Now does that disappoint you? Were you hoping for a more precise answer? Well, here's one that can bring more objectivity to using the risk-o-meter, though we admit it's not the perfect one and may not work in every situation. But for those of you who want to keep it simple and err on the side of caution, here's what you can do.
For every debt category, you would find one or the other risk grade in which majority of the funds bunch up. For instance, the ultra-short-duration funds bunch up in the 'Low to Moderate' category (see the chart titled 'Ultra-short-duration funds as placed on the risk-o-meter'), or the dynamic bonds funds cluster up in the 'Moderate' category (look at the graph 'Dynamic bond funds as placed on the risk-o-meter'). You can think of it as a reasonable level of risk commensurate with the investment mandate of that category. Therefore, you can use it as a benchmark or the reference-risk level and compare it with the risk grade of your fund. If your fund moves a notch higher than this reference level, that's the time to look at it more closely to understand what's contributing to that additional risk.
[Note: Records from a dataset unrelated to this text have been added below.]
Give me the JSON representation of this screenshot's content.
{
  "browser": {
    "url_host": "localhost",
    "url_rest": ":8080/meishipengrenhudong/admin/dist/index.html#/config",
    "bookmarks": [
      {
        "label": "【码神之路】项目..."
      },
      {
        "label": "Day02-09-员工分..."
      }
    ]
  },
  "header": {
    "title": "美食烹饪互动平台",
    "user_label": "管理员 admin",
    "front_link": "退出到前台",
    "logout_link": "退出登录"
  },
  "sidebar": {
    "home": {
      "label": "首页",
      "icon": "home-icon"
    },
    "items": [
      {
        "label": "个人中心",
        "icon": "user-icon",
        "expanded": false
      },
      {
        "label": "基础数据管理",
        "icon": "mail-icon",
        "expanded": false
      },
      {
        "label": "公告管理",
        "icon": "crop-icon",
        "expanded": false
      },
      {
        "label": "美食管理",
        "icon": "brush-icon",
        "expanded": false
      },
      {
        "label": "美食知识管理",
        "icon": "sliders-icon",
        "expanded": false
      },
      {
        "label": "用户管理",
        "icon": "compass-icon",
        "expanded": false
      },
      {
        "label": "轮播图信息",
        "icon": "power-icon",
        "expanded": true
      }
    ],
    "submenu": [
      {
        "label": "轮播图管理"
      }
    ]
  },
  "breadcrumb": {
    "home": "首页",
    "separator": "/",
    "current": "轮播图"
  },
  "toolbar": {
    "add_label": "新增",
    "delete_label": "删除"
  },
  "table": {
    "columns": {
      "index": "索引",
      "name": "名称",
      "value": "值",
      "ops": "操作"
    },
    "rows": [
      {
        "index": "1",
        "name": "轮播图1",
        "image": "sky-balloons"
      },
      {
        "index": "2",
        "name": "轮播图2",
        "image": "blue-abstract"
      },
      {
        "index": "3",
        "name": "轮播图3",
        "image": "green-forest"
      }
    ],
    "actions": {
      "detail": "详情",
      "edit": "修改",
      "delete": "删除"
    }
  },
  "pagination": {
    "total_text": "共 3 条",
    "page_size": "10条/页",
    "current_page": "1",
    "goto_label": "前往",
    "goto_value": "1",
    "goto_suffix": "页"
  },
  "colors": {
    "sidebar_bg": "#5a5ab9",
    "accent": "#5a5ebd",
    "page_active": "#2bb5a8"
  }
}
You can get a lot of the information you need on the fund pages of Value Research Online. Look at the break-up of the portfolio by credit rating as well as the data on the maturity profile of the portfolio and compare it with other funds in the category (the screenshot titled 'Credit Rating vis-à-vis Category). Typically, these will point you to where the risk is coming from. And if that makes you too nervous, look for alternatives or else stay put even as you keep monitoring.
But if the risk grade of your fund climbs two positions vis-à-vis the reference grade, that's when your fund is assuming far more risk than is perhaps warranted. For a lot of investors, that should be signal enough to look for safer options. Just look at the graph titled 'Analysis of ultra-short-duration category' and look at the two funds which are two notches higher (yellow bubbles) than the reference-risk grade (light blue bubbles). Did you notice their substantially higher exposure to lower-credit-quality papers?
Now this reference-risk-grade approach assumes that most funds in a category are fairly disciplined and don't go overboard on risk, making the modal risk grade a suitable benchmark for the acceptable level of risk. And we believe that's a reasonable assumption to make.
The idea is to identify and steer clear of the outliers. These are often the ones that lure investors with their outsized returns. But unfortunately, they also run the most risk of turning toxic, thereby inflicting maximum damage. But by anchoring yourself to the reference-risk grade, you can easily spot them and avoid them.
So, in any fund listing on Value Research Online, make sure to go to the Risk Stats tab and look at the 'Riskometer' column before choosing a fund (see the screenshot titled 'Assessing risk'). It will facilitate an easy comparison of funds as you'll be able to sort and differentiate them within categories.
While returns are there to evaluate funds, investors didn't have any objective measure to look at risks. But this rejigged risk-o-meter has filled this gap. While the new mandate ends up being suboptimal in case of equity funds and needs to undergo some alteration, on the fixed-income side, it is a great enabler to compare the underlying risk of different funds and weed out the ones that go overboard. So, while you look at returns, make sure to check the risk-o-meter to not get caught unawares when risk knocks at the door.
Having said that, we believe it will realise its full potential when it becomes a deterrent for AMCs from assuming higher risk than is warranted. And for that to happen, you, the investor, will have to contribute. Make sure that these disclosures don't go unnoticed. If you see your fund climbing up on the risk-o-meter, ask questions from your AMC instead of turning a blind eye to it. And if that persists, you may need to vote with your feet.